Work with engineering DNA into a nanomaterial for real world applications including drug (DNA/siRNA/cell) delivery, molecular sensing, cell-free protein production, protein engineering and nanoparticle-based photonic/optoelectronic/photovoltaic devices.
Experiment with measurement and modeling of physiological functions in animals and plants. A broad range of projects are possible and can involve physiological functions at the cellular level as well as larger more complex systems.
Microbial Fuel cells
Microbial fuel cells use bacterial cells for the generation of bioelectricity from waste products.

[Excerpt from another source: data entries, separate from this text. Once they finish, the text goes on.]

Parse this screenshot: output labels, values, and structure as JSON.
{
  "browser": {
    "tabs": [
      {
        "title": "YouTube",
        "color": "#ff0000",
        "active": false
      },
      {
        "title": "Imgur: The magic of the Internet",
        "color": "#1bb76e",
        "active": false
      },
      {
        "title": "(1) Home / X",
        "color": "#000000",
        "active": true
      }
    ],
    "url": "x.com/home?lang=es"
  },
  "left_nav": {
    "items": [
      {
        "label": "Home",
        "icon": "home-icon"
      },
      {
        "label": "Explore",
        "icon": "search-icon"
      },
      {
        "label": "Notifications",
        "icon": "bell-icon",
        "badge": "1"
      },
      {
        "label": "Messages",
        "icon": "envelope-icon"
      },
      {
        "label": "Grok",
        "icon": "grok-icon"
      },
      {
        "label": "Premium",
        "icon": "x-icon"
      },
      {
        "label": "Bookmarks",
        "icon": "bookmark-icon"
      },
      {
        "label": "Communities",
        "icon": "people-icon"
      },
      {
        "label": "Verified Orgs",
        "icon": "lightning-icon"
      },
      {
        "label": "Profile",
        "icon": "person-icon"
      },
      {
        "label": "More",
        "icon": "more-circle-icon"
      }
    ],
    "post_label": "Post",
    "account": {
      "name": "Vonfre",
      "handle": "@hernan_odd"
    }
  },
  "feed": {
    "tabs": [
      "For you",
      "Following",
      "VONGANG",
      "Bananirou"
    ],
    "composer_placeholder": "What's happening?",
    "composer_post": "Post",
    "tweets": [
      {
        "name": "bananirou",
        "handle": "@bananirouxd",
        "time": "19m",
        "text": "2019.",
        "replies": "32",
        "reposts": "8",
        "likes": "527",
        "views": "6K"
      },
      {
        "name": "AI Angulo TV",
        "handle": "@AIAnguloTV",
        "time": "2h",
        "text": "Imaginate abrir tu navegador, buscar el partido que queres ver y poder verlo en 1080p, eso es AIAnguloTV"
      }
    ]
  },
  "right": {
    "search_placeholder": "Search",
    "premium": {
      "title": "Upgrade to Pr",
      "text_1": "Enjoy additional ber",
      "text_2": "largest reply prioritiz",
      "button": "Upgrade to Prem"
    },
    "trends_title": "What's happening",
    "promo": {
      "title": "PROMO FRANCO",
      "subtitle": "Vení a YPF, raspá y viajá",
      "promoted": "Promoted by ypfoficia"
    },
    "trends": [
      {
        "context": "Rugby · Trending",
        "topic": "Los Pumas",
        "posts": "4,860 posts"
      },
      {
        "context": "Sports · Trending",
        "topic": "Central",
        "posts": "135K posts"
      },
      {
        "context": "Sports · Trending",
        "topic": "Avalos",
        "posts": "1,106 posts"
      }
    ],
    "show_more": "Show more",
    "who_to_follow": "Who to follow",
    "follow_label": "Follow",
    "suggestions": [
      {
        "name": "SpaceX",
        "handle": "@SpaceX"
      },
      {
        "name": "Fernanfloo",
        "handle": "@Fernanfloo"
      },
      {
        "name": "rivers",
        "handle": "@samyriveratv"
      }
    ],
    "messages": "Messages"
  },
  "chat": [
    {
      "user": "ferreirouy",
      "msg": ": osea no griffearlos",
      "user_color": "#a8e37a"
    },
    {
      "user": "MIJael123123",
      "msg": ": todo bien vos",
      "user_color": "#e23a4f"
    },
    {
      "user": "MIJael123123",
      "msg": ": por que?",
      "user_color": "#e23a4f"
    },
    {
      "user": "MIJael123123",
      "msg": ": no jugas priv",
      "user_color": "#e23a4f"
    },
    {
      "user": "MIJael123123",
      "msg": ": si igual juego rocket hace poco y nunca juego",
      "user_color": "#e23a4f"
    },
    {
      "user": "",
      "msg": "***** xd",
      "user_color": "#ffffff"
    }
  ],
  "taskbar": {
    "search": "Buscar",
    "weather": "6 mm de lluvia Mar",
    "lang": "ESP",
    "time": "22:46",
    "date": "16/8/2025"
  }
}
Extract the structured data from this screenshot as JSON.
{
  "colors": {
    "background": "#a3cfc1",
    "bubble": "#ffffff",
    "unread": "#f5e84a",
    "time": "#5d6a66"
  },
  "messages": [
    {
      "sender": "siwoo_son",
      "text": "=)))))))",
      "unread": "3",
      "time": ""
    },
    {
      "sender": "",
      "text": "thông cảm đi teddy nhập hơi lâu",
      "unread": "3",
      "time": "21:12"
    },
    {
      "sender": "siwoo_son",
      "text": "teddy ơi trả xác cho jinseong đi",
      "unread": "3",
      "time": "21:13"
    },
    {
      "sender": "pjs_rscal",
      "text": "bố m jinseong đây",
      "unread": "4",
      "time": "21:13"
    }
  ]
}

Projects within this area include gene expression studies using Bioconductor in the R- project language, development of a portable potentiostat to study bacterial interactions in situ, studying bacterial interactions, and development of a microfluidic bioreactor.
Bioenergetics and Stress Factors
Bioenergetics involves development of mechanistic models to predict energy budget of endotherms for virtually any thermal conditions. Stress factors in livestock involves time series analyses of thermal data (temperature, relative humidity, wind speed and solar radiation), physiological responses data (internal body temperature, respiration rate, sweating rate, etc) and physical and optical properties of hair coat (fur layer) in defining stress and stress levels of livestock in hot and dry, and hot and humid environments.
Energy Systems Engineering
A systematic approach to future energy needs. Projects within this area include: Developing and validating system models of material, energy and monetary flows for cellulosic and corn ethanol and application of models to assess system energetics, economics, and carbon balance; Developing frameworks for integration of uncertain wind resources into existing electric power grids through the use of optimization in conjunction with simulations on a simplified power system.
Developing energy-efficient technologies to support year-round, local, vegetable production and production of high value chemicals such as pharmaceuticals from plants in closed environments.
Soil and Water Engineering
Developing, testing, and designing water quality protection strategies and novel approaches to monitoring hydrological systems. Additional focus on sustainable water development throughout the world.
Additional Research Areas:
Food Process Engineering